You can contribute to more than one 401(k) plan during a tax year. Examples when this may happen include if you change jobs during the year and you had a 401(k) plan with your former employer as well as a different 401(k) plan with your current employer, or if you work more than one job at a time (each with a 401(k) plan).
But you’re not allowed the maximum contribution for each 401(k). Your annual tax-free deferred salary contribution must be the total of your contributions to all your retirement plans, including 401(k) plans.
Penalty for Excess 401(k) Contributions
If you contribute more than the maximum contribution to your 401(k) that's allowed during a tax year, the overage is called an “excess deferral.” Taxpayers are penalized for exceeding the limits, even though the employee’s plan administrator/employer is responsible for adhering to the rules of the specific plan it offers. If, however, you contribute to multiple 401(k) plans in a tax year, it’s easier to lose track of your collective contributions.
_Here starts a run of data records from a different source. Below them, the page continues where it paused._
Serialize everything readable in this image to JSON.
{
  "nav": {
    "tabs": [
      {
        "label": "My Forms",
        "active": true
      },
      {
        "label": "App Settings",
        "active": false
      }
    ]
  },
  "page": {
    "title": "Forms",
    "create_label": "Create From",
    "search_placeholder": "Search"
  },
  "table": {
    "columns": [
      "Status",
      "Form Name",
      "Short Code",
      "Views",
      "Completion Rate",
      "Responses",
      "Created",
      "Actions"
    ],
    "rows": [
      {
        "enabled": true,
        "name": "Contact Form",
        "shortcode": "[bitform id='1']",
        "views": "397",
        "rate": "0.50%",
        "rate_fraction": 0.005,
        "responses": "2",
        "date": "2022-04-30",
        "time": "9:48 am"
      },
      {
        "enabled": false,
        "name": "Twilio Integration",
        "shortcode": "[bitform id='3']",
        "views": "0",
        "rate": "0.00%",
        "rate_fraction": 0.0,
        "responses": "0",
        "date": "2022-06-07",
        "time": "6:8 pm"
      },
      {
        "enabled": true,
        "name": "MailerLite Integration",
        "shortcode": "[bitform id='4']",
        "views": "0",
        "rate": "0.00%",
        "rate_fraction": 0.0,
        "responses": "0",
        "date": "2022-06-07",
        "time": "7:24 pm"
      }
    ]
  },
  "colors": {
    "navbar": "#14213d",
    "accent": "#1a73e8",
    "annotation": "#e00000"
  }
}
If a mistake or oversight occurs that causes you to have an excess deferral, you can fix it without paying a penalty. But the overage must be removed from your 401(k) and returned to you by April 15 of the year following your excess deferral. If the overage is not returned to you by this date, you’ll be doubly taxed – once for the year you made the deferral and again when you receive your distribution.
401(k) Plans Income Tax Treatment
Most types of 401(k) plans are funded with pre-tax dollars. This means that you pay no income tax on your contributions until you receive the funds at retirement.
An exception is the Roth 401(k), which you fund with post-tax dollars. When you receive Roth 401(k) distributions, you'll pay no income tax on those funds because you were taxed on the money before it went into your retirement account.
- IRS: 401(k) Plan Overview
- Intuit TurboTax Blog: Can You Deduct 401k Savings From Your Taxes?
- IRS: 401(k) Plans - Deferrals and Matching When Compensation Exceeds the Annual Limit
- IRS: How Much Salary Can You Defer If You're Eligible for More Than One Retirement Plan?
- Roth Comparison Chart | Internal Revenue Service